[Items from an interface collection]

● ● ●

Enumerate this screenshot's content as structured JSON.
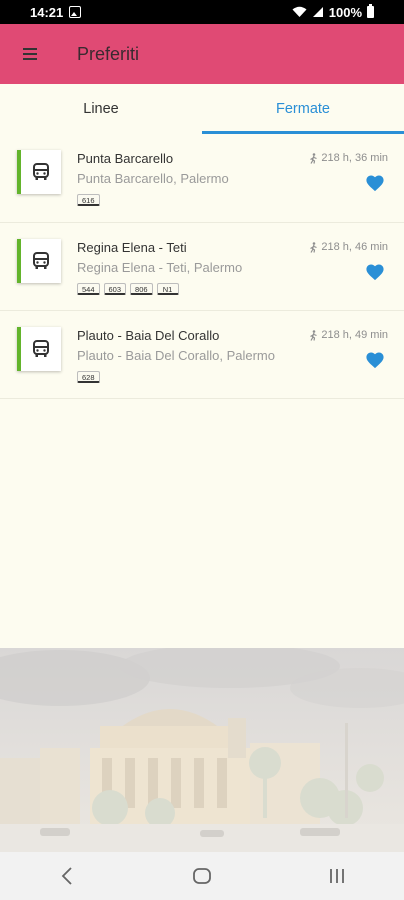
{
  "status_bar": {
    "time": "14:21",
    "battery": "100%",
    "icons": [
      "gallery-icon",
      "wifi-icon",
      "signal-icon",
      "battery-icon"
    ]
  },
  "app_bar": {
    "title": "Preferiti",
    "menu_icon": "menu-icon",
    "background": "#e04a74"
  },
  "tabs": [
    {
      "label": "Linee",
      "selected": false
    },
    {
      "label": "Fermate",
      "selected": true
    }
  ],
  "accent_color": "#2a8fd6",
  "stops": [
    {
      "name": "Punta Barcarello",
      "subtitle": "Punta Barcarello, Palermo",
      "walk_time": "218 h, 36 min",
      "lines": [
        "616"
      ],
      "favorite": true
    },
    {
      "name": "Regina Elena - Teti",
      "subtitle": "Regina Elena - Teti, Palermo",
      "walk_time": "218 h, 46 min",
      "lines": [
        "544",
        "603",
        "806",
        "N1"
      ],
      "favorite": true
    },
    {
      "name": "Plauto - Baia Del Corallo",
      "subtitle": "Plauto - Baia Del Corallo, Palermo",
      "walk_time": "218 h, 49 min",
      "lines": [
        "628"
      ],
      "favorite": true
    }
  ],
  "nav_bar": {
    "buttons": [
      "back-icon",
      "home-icon",
      "recents-icon"
    ]
  }
}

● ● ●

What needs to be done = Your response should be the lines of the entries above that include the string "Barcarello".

Exercise answer =
      "name": "Punta Barcarello",
      "subtitle": "Punta Barcarello, Palermo",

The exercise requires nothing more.